### REQUIREMENT
Present the following data again exactly as it is shown.
....
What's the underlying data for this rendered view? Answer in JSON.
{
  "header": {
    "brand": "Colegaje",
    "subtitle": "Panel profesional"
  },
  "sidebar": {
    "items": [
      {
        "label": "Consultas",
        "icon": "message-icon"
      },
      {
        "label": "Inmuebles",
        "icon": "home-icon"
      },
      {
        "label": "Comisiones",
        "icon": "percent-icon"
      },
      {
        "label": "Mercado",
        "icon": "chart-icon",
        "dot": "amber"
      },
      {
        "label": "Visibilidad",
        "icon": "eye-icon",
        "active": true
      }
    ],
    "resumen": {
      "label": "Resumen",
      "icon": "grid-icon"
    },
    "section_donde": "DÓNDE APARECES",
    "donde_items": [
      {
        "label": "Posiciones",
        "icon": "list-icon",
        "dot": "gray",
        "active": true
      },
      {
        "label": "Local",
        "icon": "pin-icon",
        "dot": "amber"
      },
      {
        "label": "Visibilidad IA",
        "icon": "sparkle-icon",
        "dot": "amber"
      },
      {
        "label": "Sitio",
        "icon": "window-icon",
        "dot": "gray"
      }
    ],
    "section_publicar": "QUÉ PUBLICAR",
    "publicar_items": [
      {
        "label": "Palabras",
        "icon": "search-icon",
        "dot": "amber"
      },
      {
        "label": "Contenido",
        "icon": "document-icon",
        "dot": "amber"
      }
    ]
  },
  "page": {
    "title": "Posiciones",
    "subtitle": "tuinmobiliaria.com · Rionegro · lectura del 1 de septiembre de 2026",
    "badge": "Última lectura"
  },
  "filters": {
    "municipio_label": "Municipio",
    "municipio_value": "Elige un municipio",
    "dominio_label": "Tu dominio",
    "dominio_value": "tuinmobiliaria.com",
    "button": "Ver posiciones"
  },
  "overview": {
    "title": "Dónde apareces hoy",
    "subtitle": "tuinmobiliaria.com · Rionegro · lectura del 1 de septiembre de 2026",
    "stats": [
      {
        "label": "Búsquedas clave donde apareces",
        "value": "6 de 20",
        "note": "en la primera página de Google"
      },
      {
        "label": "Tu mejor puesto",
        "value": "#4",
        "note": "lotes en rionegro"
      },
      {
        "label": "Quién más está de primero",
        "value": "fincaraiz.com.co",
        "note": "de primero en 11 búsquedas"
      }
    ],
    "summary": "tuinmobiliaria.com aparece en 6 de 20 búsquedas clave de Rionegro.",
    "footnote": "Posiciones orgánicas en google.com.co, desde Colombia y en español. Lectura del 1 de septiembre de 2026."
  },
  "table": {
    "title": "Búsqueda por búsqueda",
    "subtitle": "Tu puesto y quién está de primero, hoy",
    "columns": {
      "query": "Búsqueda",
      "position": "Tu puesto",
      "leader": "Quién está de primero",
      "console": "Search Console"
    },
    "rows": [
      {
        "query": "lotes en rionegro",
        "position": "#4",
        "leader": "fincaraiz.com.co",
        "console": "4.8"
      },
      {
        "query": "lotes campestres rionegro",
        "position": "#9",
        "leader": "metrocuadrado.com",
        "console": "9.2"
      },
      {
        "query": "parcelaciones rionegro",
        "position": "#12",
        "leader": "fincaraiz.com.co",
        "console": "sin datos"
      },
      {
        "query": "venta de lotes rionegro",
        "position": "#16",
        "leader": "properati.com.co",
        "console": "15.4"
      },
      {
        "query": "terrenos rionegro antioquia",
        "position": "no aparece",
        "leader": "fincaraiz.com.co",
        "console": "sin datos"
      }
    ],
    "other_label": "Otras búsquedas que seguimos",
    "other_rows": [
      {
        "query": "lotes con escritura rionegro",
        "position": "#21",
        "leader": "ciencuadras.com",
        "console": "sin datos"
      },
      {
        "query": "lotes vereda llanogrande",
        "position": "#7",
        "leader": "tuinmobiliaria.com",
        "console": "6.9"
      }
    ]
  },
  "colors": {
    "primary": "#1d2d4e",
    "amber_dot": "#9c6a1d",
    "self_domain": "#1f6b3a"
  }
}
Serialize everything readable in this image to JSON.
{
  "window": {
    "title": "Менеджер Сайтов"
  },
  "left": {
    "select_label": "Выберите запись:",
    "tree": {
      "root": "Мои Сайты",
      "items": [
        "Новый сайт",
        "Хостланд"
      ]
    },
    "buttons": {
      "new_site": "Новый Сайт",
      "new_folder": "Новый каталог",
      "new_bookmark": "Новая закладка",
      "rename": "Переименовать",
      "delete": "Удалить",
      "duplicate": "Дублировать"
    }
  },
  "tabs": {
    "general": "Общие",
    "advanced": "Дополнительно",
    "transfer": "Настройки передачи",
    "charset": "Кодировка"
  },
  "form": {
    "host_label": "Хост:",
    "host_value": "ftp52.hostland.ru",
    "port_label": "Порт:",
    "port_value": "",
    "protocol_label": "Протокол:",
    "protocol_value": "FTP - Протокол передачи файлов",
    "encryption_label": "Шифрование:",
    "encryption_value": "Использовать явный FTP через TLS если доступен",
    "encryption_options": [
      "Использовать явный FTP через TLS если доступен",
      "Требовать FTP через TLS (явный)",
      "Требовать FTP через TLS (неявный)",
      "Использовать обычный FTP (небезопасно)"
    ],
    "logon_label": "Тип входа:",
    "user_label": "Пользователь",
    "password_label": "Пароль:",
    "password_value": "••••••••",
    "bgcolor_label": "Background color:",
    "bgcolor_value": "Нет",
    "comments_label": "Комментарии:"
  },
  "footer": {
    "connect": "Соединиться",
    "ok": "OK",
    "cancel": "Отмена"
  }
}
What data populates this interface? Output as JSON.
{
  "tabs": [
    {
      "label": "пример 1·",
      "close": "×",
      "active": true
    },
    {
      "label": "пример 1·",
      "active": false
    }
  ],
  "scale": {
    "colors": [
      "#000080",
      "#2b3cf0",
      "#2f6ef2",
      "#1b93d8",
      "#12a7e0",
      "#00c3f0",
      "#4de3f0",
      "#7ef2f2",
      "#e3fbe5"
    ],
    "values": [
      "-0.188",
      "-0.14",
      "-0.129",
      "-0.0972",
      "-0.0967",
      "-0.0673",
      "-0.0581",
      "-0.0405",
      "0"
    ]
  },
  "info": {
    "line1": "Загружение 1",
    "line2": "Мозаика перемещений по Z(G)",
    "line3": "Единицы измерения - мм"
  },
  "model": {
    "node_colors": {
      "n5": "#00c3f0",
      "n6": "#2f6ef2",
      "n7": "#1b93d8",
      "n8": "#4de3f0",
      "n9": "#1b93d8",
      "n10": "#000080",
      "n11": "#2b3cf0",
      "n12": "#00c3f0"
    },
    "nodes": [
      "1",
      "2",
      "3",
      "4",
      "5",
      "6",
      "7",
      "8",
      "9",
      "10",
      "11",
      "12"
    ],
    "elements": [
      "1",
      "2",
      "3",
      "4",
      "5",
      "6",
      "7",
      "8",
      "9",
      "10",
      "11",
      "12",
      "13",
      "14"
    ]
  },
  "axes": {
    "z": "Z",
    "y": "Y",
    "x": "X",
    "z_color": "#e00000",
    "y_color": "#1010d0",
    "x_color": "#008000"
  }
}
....
### EXPECTED OUTPUT
What's the underlying data for this rendered view? Answer in JSON.
{
  "header": {
    "brand": "Colegaje",
    "subtitle": "Panel profesional"
  },
  "sidebar": {
    "items": [
      {
        "label": "Consultas",
        "icon": "message-icon"
      },
      {
        "label": "Inmuebles",
        "icon": "home-icon"
      },
      {
        "label": "Comisiones",
        "icon": "percent-icon"
      },
      {
        "label": "Mercado",
        "icon": "chart-icon",
        "dot": "amber"
      },
      {
        "label": "Visibilidad",
        "icon": "eye-icon",
        "active": true
      }
    ],
    "resumen": {
      "label": "Resumen",
      "icon": "grid-icon"
    },
    "section_donde": "DÓNDE APARECES",
    "donde_items": [
      {
        "label": "Posiciones",
        "icon": "list-icon",
        "dot": "gray",
        "active": true
      },
      {
        "label": "Local",
        "icon": "pin-icon",
        "dot": "amber"
      },
      {
        "label": "Visibilidad IA",
        "icon": "sparkle-icon",
        "dot": "amber"
      },
      {
        "label": "Sitio",
        "icon": "window-icon",
        "dot": "gray"
      }
    ],
    "section_publicar": "QUÉ PUBLICAR",
    "publicar_items": [
      {
        "label": "Palabras",
        "icon": "search-icon",
        "dot": "amber"
      },
      {
        "label": "Contenido",
        "icon": "document-icon",
        "dot": "amber"
      }
    ]
  },
  "page": {
    "title": "Posiciones",
    "subtitle": "tuinmobiliaria.com · Rionegro · lectura del 1 de septiembre de 2026",
    "badge": "Última lectura"
  },
  "filters": {
    "municipio_label": "Municipio",
    "municipio_value": "Elige un municipio",
    "dominio_label": "Tu dominio",
    "dominio_value": "tuinmobiliaria.com",
    "button": "Ver posiciones"
  },
  "overview": {
    "title": "Dónde apareces hoy",
    "subtitle": "tuinmobiliaria.com · Rionegro · lectura del 1 de septiembre de 2026",
    "stats": [
      {
        "label": "Búsquedas clave donde apareces",
        "value": "6 de 20",
        "note": "en la primera página de Google"
      },
      {
        "label": "Tu mejor puesto",
        "value": "#4",
        "note": "lotes en rionegro"
      },
      {
        "label": "Quién más está de primero",
        "value": "fincaraiz.com.co",
        "note": "de primero en 11 búsquedas"
      }
    ],
    "summary": "tuinmobiliaria.com aparece en 6 de 20 búsquedas clave de Rionegro.",
    "footnote": "Posiciones orgánicas en google.com.co, desde Colombia y en español. Lectura del 1 de septiembre de 2026."
  },
  "table": {
    "title": "Búsqueda por búsqueda",
    "subtitle": "Tu puesto y quién está de primero, hoy",
    "columns": {
      "query": "Búsqueda",
      "position": "Tu puesto",
      "leader": "Quién está de primero",
      "console": "Search Console"
    },
    "rows": [
      {
        "query": "lotes en rionegro",
        "position": "#4",
        "leader": "fincaraiz.com.co",
        "console": "4.8"
      },
      {
        "query": "lotes campestres rionegro",
        "position": "#9",
        "leader": "metrocuadrado.com",
        "console": "9.2"
      },
      {
        "query": "parcelaciones rionegro",
        "position": "#12",
        "leader": "fincaraiz.com.co",
        "console": "sin datos"
      },
      {
        "query": "venta de lotes rionegro",
        "position": "#16",
        "leader": "properati.com.co",
        "console": "15.4"
      },
      {
        "query": "terrenos rionegro antioquia",
        "position": "no aparece",
        "leader": "fincaraiz.com.co",
        "console": "sin datos"
      }
    ],
    "other_label": "Otras búsquedas que seguimos",
    "other_rows": [
      {
        "query": "lotes con escritura rionegro",
        "position": "#21",
        "leader": "ciencuadras.com",
        "console": "sin datos"
      },
      {
        "query": "lotes vereda llanogrande",
        "position": "#7",
        "leader": "tuinmobiliaria.com",
        "console": "6.9"
      }
    ]
  },
  "colors": {
    "primary": "#1d2d4e",
    "amber_dot": "#9c6a1d",
    "self_domain": "#1f6b3a"
  }
}
Serialize everything readable in this image to JSON.
{
  "window": {
    "title": "Менеджер Сайтов"
  },
  "left": {
    "select_label": "Выберите запись:",
    "tree": {
      "root": "Мои Сайты",
      "items": [
        "Новый сайт",
        "Хостланд"
      ]
    },
    "buttons": {
      "new_site": "Новый Сайт",
      "new_folder": "Новый каталог",
      "new_bookmark": "Новая закладка",
      "rename": "Переименовать",
      "delete": "Удалить",
      "duplicate": "Дублировать"
    }
  },
  "tabs": {
    "general": "Общие",
    "advanced": "Дополнительно",
    "transfer": "Настройки передачи",
    "charset": "Кодировка"
  },
  "form": {
    "host_label": "Хост:",
    "host_value": "ftp52.hostland.ru",
    "port_label": "Порт:",
    "port_value": "",
    "protocol_label": "Протокол:",
    "protocol_value": "FTP - Протокол передачи файлов",
    "encryption_label": "Шифрование:",
    "encryption_value": "Использовать явный FTP через TLS если доступен",
    "encryption_options": [
      "Использовать явный FTP через TLS если доступен",
      "Требовать FTP через TLS (явный)",
      "Требовать FTP через TLS (неявный)",
      "Использовать обычный FTP (небезопасно)"
    ],
    "logon_label": "Тип входа:",
    "user_label": "Пользователь",
    "password_label": "Пароль:",
    "password_value": "••••••••",
    "bgcolor_label": "Background color:",
    "bgcolor_value": "Нет",
    "comments_label": "Комментарии:"
  },
  "footer": {
    "connect": "Соединиться",
    "ok": "OK",
    "cancel": "Отмена"
  }
}
What data populates this interface? Output as JSON.
{
  "tabs": [
    {
      "label": "пример 1·",
      "close": "×",
      "active": true
    },
    {
      "label": "пример 1·",
      "active": false
    }
  ],
  "scale": {
    "colors": [
      "#000080",
      "#2b3cf0",
      "#2f6ef2",
      "#1b93d8",
      "#12a7e0",
      "#00c3f0",
      "#4de3f0",
      "#7ef2f2",
      "#e3fbe5"
    ],
    "values": [
      "-0.188",
      "-0.14",
      "-0.129",
      "-0.0972",
      "-0.0967",
      "-0.0673",
      "-0.0581",
      "-0.0405",
      "0"
    ]
  },
  "info": {
    "line1": "Загружение 1",
    "line2": "Мозаика перемещений по Z(G)",
    "line3": "Единицы измерения - мм"
  },
  "model": {
    "node_colors": {
      "n5": "#00c3f0",
      "n6": "#2f6ef2",
      "n7": "#1b93d8",
      "n8": "#4de3f0",
      "n9": "#1b93d8",
      "n10": "#000080",
      "n11": "#2b3cf0",
      "n12": "#00c3f0"
    },
    "nodes": [
      "1",
      "2",
      "3",
      "4",
      "5",
      "6",
      "7",
      "8",
      "9",
      "10",
      "11",
      "12"
    ],
    "elements": [
      "1",
      "2",
      "3",
      "4",
      "5",
      "6",
      "7",
      "8",
      "9",
      "10",
      "11",
      "12",
      "13",
      "14"
    ]
  },
  "axes": {
    "z": "Z",
    "y": "Y",
    "x": "X",
    "z_color": "#e00000",
    "y_color": "#1010d0",
    "x_color": "#008000"
  }
}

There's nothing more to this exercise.